  • Community Assets and Amenities. The neighborhood includes community amenities found in higher opportunity areas, such as grocery stores and fresh food options, retail goods and services, financial institutions, medical and health facilities, parks and greenspace, public transit, high-quality early learning programs, and good public schools.  
  • Community Confidence. The neighborhood image reflects a healthy, livable, and equitable community that honors its history and embraces a positive outlook for the future. There is an enhanced sense of place and a visibly improved built environment. Long term-residents choose to stay and have the supports to do so, and new residents likewise choose to live in the revitalized neighborhood.  
  • Public Safety. Residents feel safer in their homes and spending time in the revitalized community and the neighborhood has lower crime rates than prior to redevelopment.   

Program Office: Public and Indian Housing  

Funding Opportunity Title: FY 2022 Choice Neighborhoods Implementation Grant Program  

Funding Opportunity Number: FR-6600-N-34  

Assistance Listing Number: 14.889  

OMB Approval Number: 2577-0269

Due Date for Implementation Applications remains: 01/11/2023 

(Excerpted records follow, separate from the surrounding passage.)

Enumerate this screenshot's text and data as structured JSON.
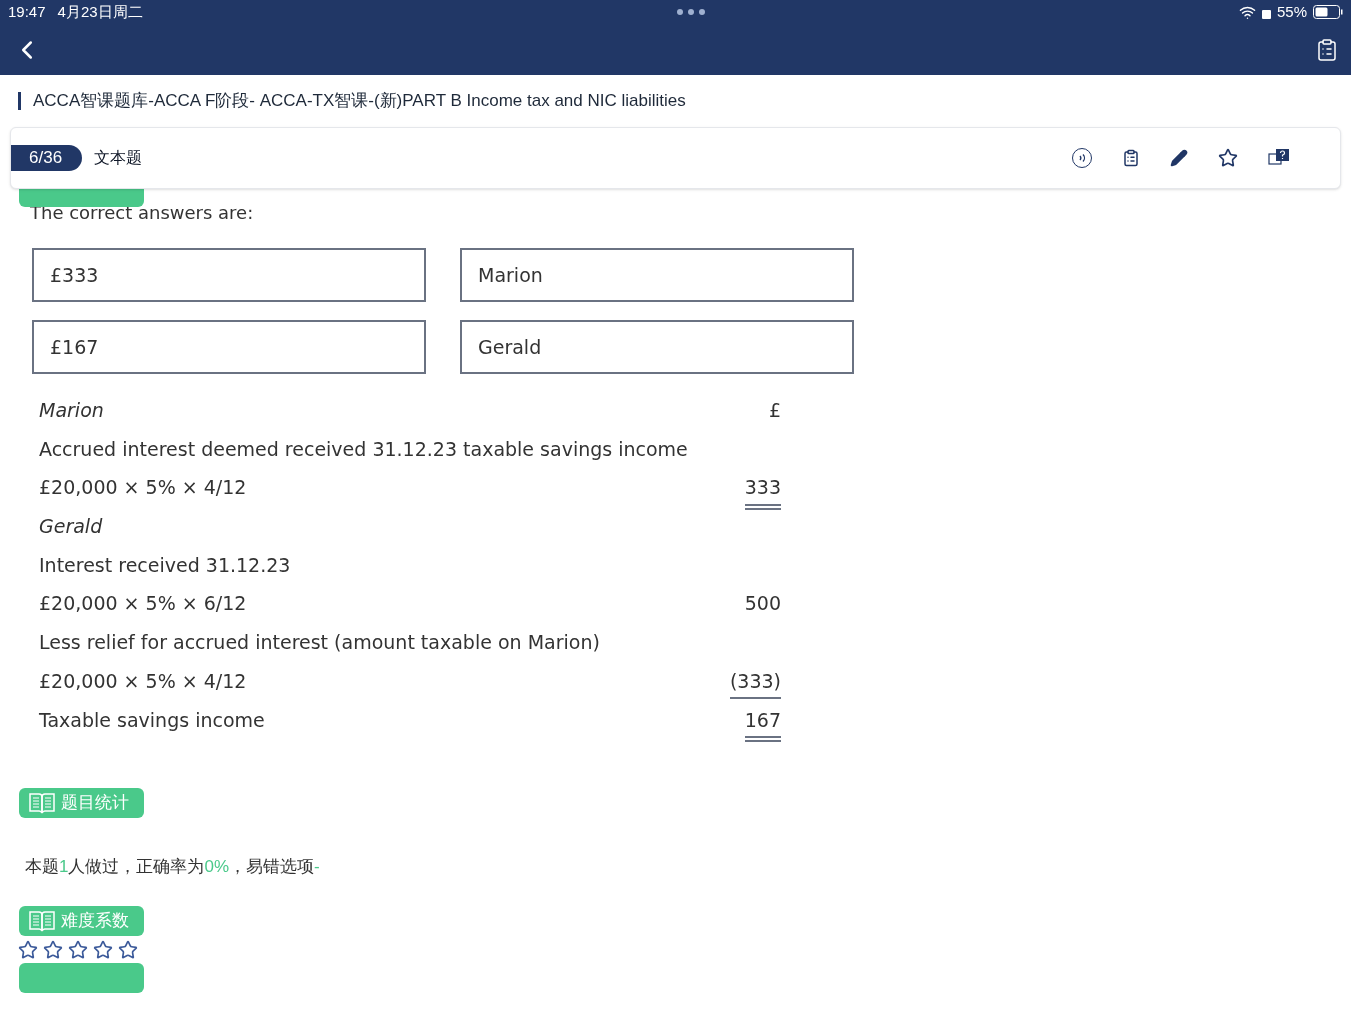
{
  "status_bar": {
    "time": "19:47",
    "date": "4月23日周二",
    "battery": "55%"
  },
  "breadcrumb": "ACCA智课题库-ACCA F阶段- ACCA-TX智课-(新)PART B Income tax and NIC liabilities",
  "toolbar": {
    "counter": "6/36",
    "type": "文本题"
  },
  "answer": {
    "intro": "The correct answers are:",
    "boxes": [
      "£333",
      "Marion",
      "£167",
      "Gerald"
    ],
    "lines": [
      {
        "kind": "heading",
        "text": "Marion",
        "amount": {
          "text": "£",
          "kind": "plain"
        }
      },
      {
        "kind": "text",
        "text": "Accrued interest deemed received 31.12.23 taxable savings income"
      },
      {
        "kind": "text",
        "text": "£20,000 × 5% × 4/12",
        "amount": {
          "text": "333",
          "kind": "double"
        }
      },
      {
        "kind": "heading",
        "text": "Gerald"
      },
      {
        "kind": "text",
        "text": "Interest received 31.12.23"
      },
      {
        "kind": "text",
        "text": "£20,000 × 5% × 6/12",
        "amount": {
          "text": "500",
          "kind": "plain"
        }
      },
      {
        "kind": "text",
        "text": "Less relief for accrued interest (amount taxable on Marion)"
      },
      {
        "kind": "text",
        "text": "£20,000 × 5% × 4/12",
        "amount": {
          "text": "(333)",
          "kind": "single"
        }
      },
      {
        "kind": "text",
        "text": "Taxable savings income",
        "amount": {
          "text": "167",
          "kind": "double"
        }
      }
    ]
  },
  "stats": {
    "label": "题目统计",
    "parts": [
      {
        "text": "本题",
        "highlight": false
      },
      {
        "text": "1",
        "highlight": true
      },
      {
        "text": "人做过，正确率为",
        "highlight": false
      },
      {
        "text": "0%",
        "highlight": true
      },
      {
        "text": "，易错选项",
        "highlight": false
      },
      {
        "text": "-",
        "highlight": true
      }
    ]
  },
  "difficulty": {
    "label": "难度系数",
    "stars": 0
  }
}
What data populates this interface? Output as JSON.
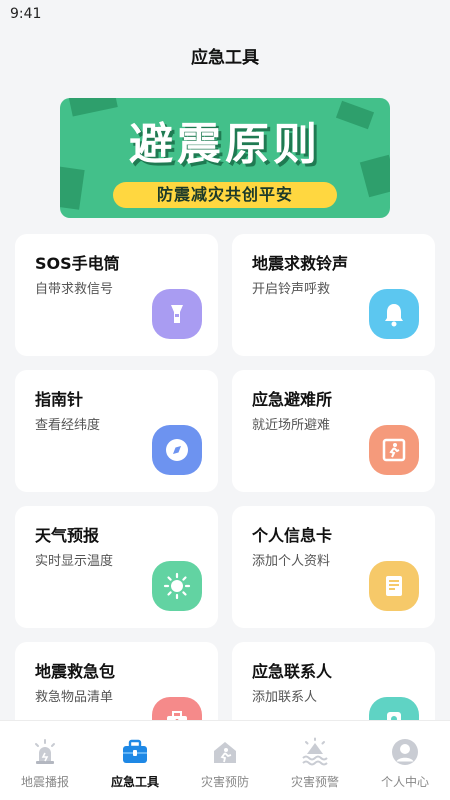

Due Date for Supplemental Applications: 02/06/2023

NOTE:  Any application received after the Jan 11th deadline that is not applying for the Supplemental Funding is automatically ineligible.

Available Funds: Funding of approximately $379,000,000 is available through this NOFO. Additional funds may become available for award under this NOFO. Use of these funds might be subject to statutory constraints or other requirements. All awards are subject to the funding restrictions contained in this NOFO. 

Preference Points: HUD may award no more than four total preferences points for a combination of any of the four (4) preferences (Climate Change, Environmental Justice, Promise Zones (PZ) or Historically Black Colleges and Universities (HBCU). Each preference is worth up to two (2) points. For example, points may be awarded for Climate Change and Environmental Justice, or for Promise Zones and HBCUs. 

Agency Contact: HUD staff will be available to provide clarification on the content of this NOFO. Questions regarding specific program requirements for this NOFO should be directed to the POC listed below. Name: Choice Neighborhoods, Email: ChoiceNeighborhoods@hud.gov

Persons with hearing or speech impairments may access this number via TTY by calling the toll-free Federal Relay Service at 800-877-8339. Please note that HUD staff cannot assist applicants in preparing their applications. 

Program NOFO